[Problem to solve]:
In the data below, find every line with the string "flower" and pull it out.

--

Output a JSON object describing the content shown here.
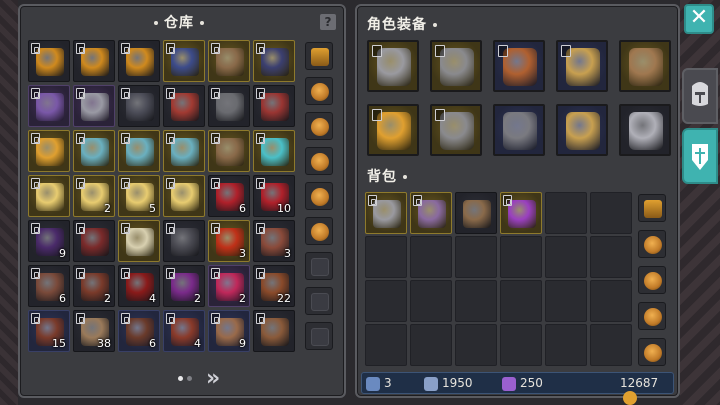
{
  "warehouse": {
    "title": "仓库",
    "help_label": "?",
    "next_label": "»",
    "pages": {
      "count": 2,
      "current": 1
    },
    "rows": [
      [
        {
          "rarity": "dark",
          "color": "#d08a1e",
          "qty": "",
          "tag": true,
          "icon": "bronze-helm-icon"
        },
        {
          "rarity": "dark",
          "color": "#d08a1e",
          "qty": "",
          "tag": true,
          "icon": "bronze-helm-icon"
        },
        {
          "rarity": "dark",
          "color": "#d08a1e",
          "qty": "",
          "tag": true,
          "icon": "bronze-helm-icon"
        },
        {
          "rarity": "gold",
          "color": "#3c4b8a",
          "qty": "",
          "tag": true,
          "icon": "crossbow-icon"
        },
        {
          "rarity": "gold",
          "color": "#8a6a4a",
          "qty": "",
          "tag": true,
          "icon": "pickaxe-icon"
        },
        {
          "rarity": "gold",
          "color": "#3b3f70",
          "qty": "",
          "tag": true,
          "icon": "dagger-icon"
        }
      ],
      [
        {
          "rarity": "purple",
          "color": "#7a58a8",
          "qty": "",
          "tag": true,
          "icon": "skull-helm-icon"
        },
        {
          "rarity": "purple",
          "color": "#9a9aa4",
          "qty": "",
          "tag": true,
          "icon": "steel-helm-icon"
        },
        {
          "rarity": "dark",
          "color": "#4c4d58",
          "qty": "",
          "tag": true,
          "icon": "dark-armor-icon"
        },
        {
          "rarity": "dark",
          "color": "#a23a32",
          "qty": "",
          "tag": true,
          "icon": "red-armor-icon"
        },
        {
          "rarity": "dark",
          "color": "#6a6b70",
          "qty": "",
          "tag": true,
          "icon": "plate-armor-icon"
        },
        {
          "rarity": "dark",
          "color": "#9a3532",
          "qty": "",
          "tag": true,
          "icon": "red-armor-icon"
        }
      ],
      [
        {
          "rarity": "gold",
          "color": "#e0a030",
          "qty": "",
          "tag": true,
          "icon": "amulet-icon"
        },
        {
          "rarity": "gold",
          "color": "#6ab0c0",
          "qty": "",
          "tag": true,
          "icon": "crystal-ring-icon"
        },
        {
          "rarity": "gold",
          "color": "#6ab0c0",
          "qty": "",
          "tag": true,
          "icon": "crystal-ring-icon"
        },
        {
          "rarity": "gold",
          "color": "#6ab0c0",
          "qty": "",
          "tag": true,
          "icon": "crystal-ring-icon"
        },
        {
          "rarity": "gold",
          "color": "#8a6a4a",
          "qty": "",
          "tag": true,
          "icon": "spear-icon"
        },
        {
          "rarity": "gold",
          "color": "#4ac0c8",
          "qty": "",
          "tag": true,
          "icon": "ice-crystal-icon"
        }
      ],
      [
        {
          "rarity": "gold",
          "color": "#e8cc70",
          "qty": "",
          "tag": true,
          "icon": "scroll-icon"
        },
        {
          "rarity": "gold",
          "color": "#e8cc70",
          "qty": "2",
          "tag": true,
          "icon": "scroll-icon"
        },
        {
          "rarity": "gold",
          "color": "#e8cc70",
          "qty": "5",
          "tag": true,
          "icon": "scroll-icon"
        },
        {
          "rarity": "gold",
          "color": "#e8cc70",
          "qty": "",
          "tag": true,
          "icon": "scroll-icon"
        },
        {
          "rarity": "dark",
          "color": "#b0202a",
          "qty": "6",
          "tag": true,
          "icon": "red-flower-icon"
        },
        {
          "rarity": "dark",
          "color": "#b0202a",
          "qty": "10",
          "tag": true,
          "icon": "red-flower-icon"
        }
      ],
      [
        {
          "rarity": "dark",
          "color": "#4a2a6a",
          "qty": "9",
          "tag": true,
          "icon": "purple-gem-icon"
        },
        {
          "rarity": "dark",
          "color": "#7a2a2a",
          "qty": "",
          "tag": true,
          "icon": "claw-icon"
        },
        {
          "rarity": "gold",
          "color": "#d8d0b0",
          "qty": "",
          "tag": true,
          "icon": "orb-icon"
        },
        {
          "rarity": "dark",
          "color": "#4a4a52",
          "qty": "",
          "tag": true,
          "icon": "dark-stone-icon"
        },
        {
          "rarity": "gold",
          "color": "#c03018",
          "qty": "3",
          "tag": true,
          "icon": "spiral-icon"
        },
        {
          "rarity": "dark",
          "color": "#8a4a3a",
          "qty": "3",
          "tag": true,
          "icon": "claw-icon"
        }
      ],
      [
        {
          "rarity": "dark",
          "color": "#7a4a3a",
          "qty": "6",
          "tag": true,
          "icon": "bone-icon"
        },
        {
          "rarity": "dark",
          "color": "#7a3a2a",
          "qty": "2",
          "tag": true,
          "icon": "tooth-icon"
        },
        {
          "rarity": "dark",
          "color": "#8a1a1a",
          "qty": "4",
          "tag": true,
          "icon": "blood-flower-icon"
        },
        {
          "rarity": "dark",
          "color": "#7a2a8a",
          "qty": "2",
          "tag": true,
          "icon": "purple-rose-icon"
        },
        {
          "rarity": "purple",
          "color": "#c0285a",
          "qty": "2",
          "tag": true,
          "icon": "pink-flower-icon"
        },
        {
          "rarity": "dark",
          "color": "#8a4a2a",
          "qty": "22",
          "tag": true,
          "icon": "leather-icon"
        }
      ],
      [
        {
          "rarity": "blue",
          "color": "#7a3a2a",
          "qty": "15",
          "tag": true,
          "icon": "claw-icon"
        },
        {
          "rarity": "dark",
          "color": "#9a7a5a",
          "qty": "38",
          "tag": true,
          "icon": "fang-icon"
        },
        {
          "rarity": "blue",
          "color": "#6a3a2a",
          "qty": "6",
          "tag": true,
          "icon": "claw-icon"
        },
        {
          "rarity": "blue",
          "color": "#8a3a2a",
          "qty": "4",
          "tag": true,
          "icon": "hide-icon"
        },
        {
          "rarity": "blue",
          "color": "#9a6a4a",
          "qty": "9",
          "tag": true,
          "icon": "pelt-icon"
        },
        {
          "rarity": "dark",
          "color": "#8a5a3a",
          "qty": "",
          "tag": true,
          "icon": "talon-icon"
        }
      ]
    ],
    "side_items": [
      {
        "color": "#d08a1e",
        "icon": "treasure-chest-icon",
        "kind": "chest"
      },
      {
        "color": "#c07a28",
        "icon": "pouch-icon",
        "kind": "pouch"
      },
      {
        "color": "#c07a28",
        "icon": "pouch-icon",
        "kind": "pouch"
      },
      {
        "color": "#c07a28",
        "icon": "pouch-icon",
        "kind": "pouch"
      },
      {
        "color": "#c07a28",
        "icon": "pouch-icon",
        "kind": "pouch"
      },
      {
        "color": "#c07a28",
        "icon": "pouch-icon",
        "kind": "pouch"
      },
      {
        "color": "#2d2e33",
        "icon": "locked-slot-icon",
        "kind": "empty"
      },
      {
        "color": "#2d2e33",
        "icon": "locked-slot-icon",
        "kind": "empty"
      },
      {
        "color": "#2d2e33",
        "icon": "locked-slot-icon",
        "kind": "empty"
      }
    ]
  },
  "equipment": {
    "title": "角色装备",
    "slots": [
      {
        "rarity": "gold",
        "color": "#9a9aa0",
        "icon": "great-helm-icon",
        "tag": true
      },
      {
        "rarity": "gold",
        "color": "#8a8a8e",
        "icon": "chest-armor-icon",
        "tag": true
      },
      {
        "rarity": "blue",
        "color": "#b06030",
        "icon": "leather-armor-icon",
        "tag": true
      },
      {
        "rarity": "blue",
        "color": "#c8a050",
        "icon": "gold-ring-icon",
        "tag": true
      },
      {
        "rarity": "gold",
        "color": "#a07850",
        "icon": "battle-axe-icon",
        "tag": false
      },
      {
        "rarity": "gold",
        "color": "#e0a030",
        "icon": "amulet-icon",
        "tag": true
      },
      {
        "rarity": "gold",
        "color": "#8a8a8e",
        "icon": "gauntlet-icon",
        "tag": true
      },
      {
        "rarity": "blue",
        "color": "#7a7a80",
        "icon": "boots-icon",
        "tag": false
      },
      {
        "rarity": "blue",
        "color": "#c8a050",
        "icon": "gold-ring-icon",
        "tag": false
      },
      {
        "rarity": "dark",
        "color": "#b0b0b8",
        "icon": "sword-silhouette-icon",
        "tag": false
      }
    ]
  },
  "backpack": {
    "title": "背包",
    "items": [
      {
        "rarity": "gold",
        "color": "#9a9aa0",
        "icon": "great-helm-icon",
        "tag": true
      },
      {
        "rarity": "gold",
        "color": "#8a6aa0",
        "icon": "battle-axe-icon",
        "tag": true
      },
      {
        "rarity": "dark",
        "color": "#8a6a4a",
        "icon": "hooded-helm-icon",
        "tag": false
      },
      {
        "rarity": "gold",
        "color": "#9a40c0",
        "icon": "magic-staff-icon",
        "tag": true
      }
    ],
    "side_items": [
      {
        "color": "#d08a1e",
        "icon": "treasure-chest-icon"
      },
      {
        "color": "#c07a28",
        "icon": "potion-pouch-icon"
      },
      {
        "color": "#c07a28",
        "icon": "potion-pouch-icon"
      },
      {
        "color": "#c07a28",
        "icon": "pouch-icon"
      },
      {
        "color": "#c07a28",
        "icon": "pouch-icon"
      }
    ]
  },
  "status": {
    "attack": "3",
    "defense": "1950",
    "gems": "250",
    "gold": "12687",
    "attack_color": "#6a8ac0",
    "defense_color": "#8aa0c8",
    "gem_color": "#9a60d0",
    "gold_color": "#e0a030"
  },
  "tabs": {
    "close_label": "✕",
    "accent": "#3fb3b0"
  }
}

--

[Response to the task]:
          "icon": "red-flower-icon"
          "icon": "red-flower-icon"
          "icon": "blood-flower-icon"
          "icon": "pink-flower-icon"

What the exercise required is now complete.